Stored entries
┌────────

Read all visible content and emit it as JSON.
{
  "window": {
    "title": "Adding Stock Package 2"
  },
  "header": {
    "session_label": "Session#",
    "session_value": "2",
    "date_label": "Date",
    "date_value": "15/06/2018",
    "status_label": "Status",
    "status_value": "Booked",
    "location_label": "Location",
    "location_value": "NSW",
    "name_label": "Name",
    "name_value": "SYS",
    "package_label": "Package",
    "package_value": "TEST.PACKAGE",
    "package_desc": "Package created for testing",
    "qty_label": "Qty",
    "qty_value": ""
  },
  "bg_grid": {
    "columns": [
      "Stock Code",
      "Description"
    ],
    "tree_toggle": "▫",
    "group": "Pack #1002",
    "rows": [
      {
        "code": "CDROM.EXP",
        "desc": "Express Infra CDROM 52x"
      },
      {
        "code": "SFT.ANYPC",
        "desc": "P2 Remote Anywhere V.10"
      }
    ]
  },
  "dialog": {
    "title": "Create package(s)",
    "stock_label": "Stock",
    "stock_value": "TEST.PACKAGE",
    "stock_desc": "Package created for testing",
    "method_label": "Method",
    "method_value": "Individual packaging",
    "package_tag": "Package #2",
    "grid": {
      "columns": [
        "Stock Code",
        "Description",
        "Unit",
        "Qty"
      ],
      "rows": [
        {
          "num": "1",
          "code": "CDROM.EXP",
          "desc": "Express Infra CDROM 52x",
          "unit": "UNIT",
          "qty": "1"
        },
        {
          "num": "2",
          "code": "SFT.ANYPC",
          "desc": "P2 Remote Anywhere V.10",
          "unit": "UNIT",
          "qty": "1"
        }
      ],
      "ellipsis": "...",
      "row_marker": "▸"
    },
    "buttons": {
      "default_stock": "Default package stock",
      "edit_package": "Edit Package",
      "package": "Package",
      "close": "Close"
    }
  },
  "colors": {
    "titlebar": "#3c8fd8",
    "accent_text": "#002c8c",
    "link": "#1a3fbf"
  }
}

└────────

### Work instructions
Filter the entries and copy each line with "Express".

### Written solution
        "desc": "Express Infra CDROM 52x"
          "desc": "Express Infra CDROM 52x",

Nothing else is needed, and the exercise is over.